Tourist sites throughout Tayside and Fife are to share part of a £3 million windfall to help make the great outdoors more attractive to visitors.
St Cyrus National Nature Reserve will receive just over £200,000 to improve parking at the internationally-renowned attraction close to the Angus border.
In Fife, £375,000 will go towards an infrastructure partnership project which will boost tourism facilities and electric vehicle charging provision for visitors.
And more than £300,000 is to be given to Perth and Kinross Council to upgrade facilities for Loch Leven Heritage trail users.
The spend is part of a drive to help popular spots cope with increasing visitor numbers.
Last summer saw huge numbers take advantage of the relaxation of lockdown and glorious weather.
But the popularity of the great outdoors led to problems of overflowing car parks, choked rural roads and complaints over littering and so-called dirty camping.
At St Cyrus, £201,925 will be used by Aberdeenshire Council and NatureScot to provide 40 extra parking spaces for cars and motorhomes.
The project includes refurbishment of the toilets to include a changing places standard toilet, and provision of additional cycling racks, EV charge points and a chemical disposal point.
Ben Ross, NatureScot head of nature reserves said: “St Cyrus is one of the richest and most diverse National Nature Reserves in Britain so it is no surprise that it is extremely popular with visitors.
“Like many of our beauty spots, last year saw an increase in the number of people coming to the reserve to enjoy the great outdoors.
“This funding will help to ensure the facilities at St Cyrus are better able to meet that increased demand in future, helping more people to connect with nature at this special place.”
The Fife scheme is a partnership initiative between Fife Council and Fife Countryside Trust.
The money will be used to provide a network of parking, toilets, interpretative and renewable energy points for EV and EB charging, serving the Fife coastal path, the Pilgrims Way and Fife 191 driving route.
A yet-to-be confirmed sum will also be spend on toilet provision improvements in Glenshee.
More than a dozen popular tourist sites across Scotland have been recommended to receive cash from the latest round of the Rural Tourism Infrastructure Fund (RTIF).
It is managed by VisitScotland on behalf of the Scottish Government.
The RTIF was created to help areas which have faced infrastructure pressures due to increasing numbers of visitors.
It aims to reduce the impact on local communities and facilities and create a more collaborative and sustainable approach to infrastructure provision.
The third round funding programme was opened to applications from councils and National Park authorities, in partnership with their communities.
It will also include £375,000 for the Trossachs visitor management project and a similar sum to tackle visitor pressures in Glencoe and Glen Etive.

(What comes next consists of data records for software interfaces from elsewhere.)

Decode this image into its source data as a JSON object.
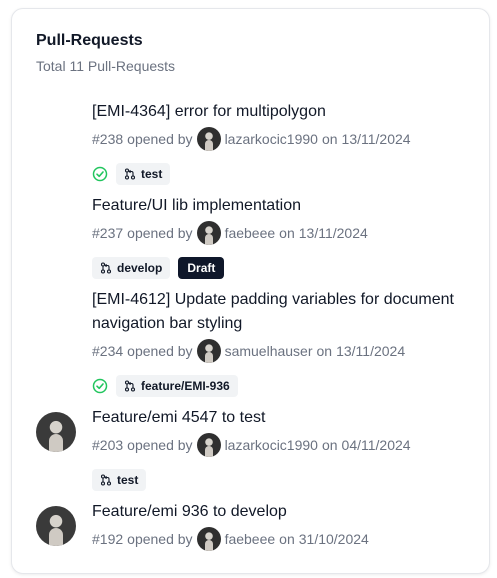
{
  "header": {
    "title": "Pull-Requests",
    "subtitle": "Total 11 Pull-Requests"
  },
  "pull_requests": [
    {
      "title": "[EMI-4364] error for multipolygon",
      "number": "#238",
      "opened_by_label": "opened by",
      "author": "lazarkocic1990",
      "on_label": "on",
      "date": "13/11/2024",
      "branch": "test",
      "checks_passed": true
    },
    {
      "title": "Feature/UI lib implementation",
      "number": "#237",
      "opened_by_label": "opened by",
      "author": "faebeee",
      "on_label": "on",
      "date": "13/11/2024",
      "branch": "develop",
      "draft_label": "Draft"
    },
    {
      "title": "[EMI-4612] Update padding variables for document navigation bar styling",
      "number": "#234",
      "opened_by_label": "opened by",
      "author": "samuelhauser",
      "on_label": "on",
      "date": "13/11/2024",
      "branch": "feature/EMI-936",
      "checks_passed": true
    },
    {
      "title": "Feature/emi 4547 to test",
      "number": "#203",
      "opened_by_label": "opened by",
      "author": "lazarkocic1990",
      "on_label": "on",
      "date": "04/11/2024",
      "branch": "test"
    },
    {
      "title": "Feature/emi 936 to develop",
      "number": "#192",
      "opened_by_label": "opened by",
      "author": "faebeee",
      "on_label": "on",
      "date": "31/10/2024"
    }
  ],
  "colors": {
    "check": "#22c55e",
    "draft_bg": "#0f172a",
    "badge_bg": "#f1f3f5"
  },
  "icons": {
    "check": "check-circle-icon",
    "branch": "git-branch-icon"
  }
}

The Courier Country projects were selected from more than 66 expressions of interest led to 36 funding bids.
Tourism secretary Fergus Ewing said: “While the tourism industry is currently halted due to the national lockdown and the need to keep supressing coronavirus, it’s essential we continue supporting our tourism businesses, especially in rural and remote areas, so they are in the best position possible for welcoming visitors again when conditions allow.”
VisitScotland chief executive, Malcolm Roughead said: “We all need to play our part in being responsible visitors and improvement works like these are crucial to ensuring our visitor destinations remain sustainable for years to come.
“Tourism is a force for good and if managed responsibly, sustains communities in every corner of Scotland, creates jobs, tackles depopulation and improves the wellbeing of everyone who experiences it.”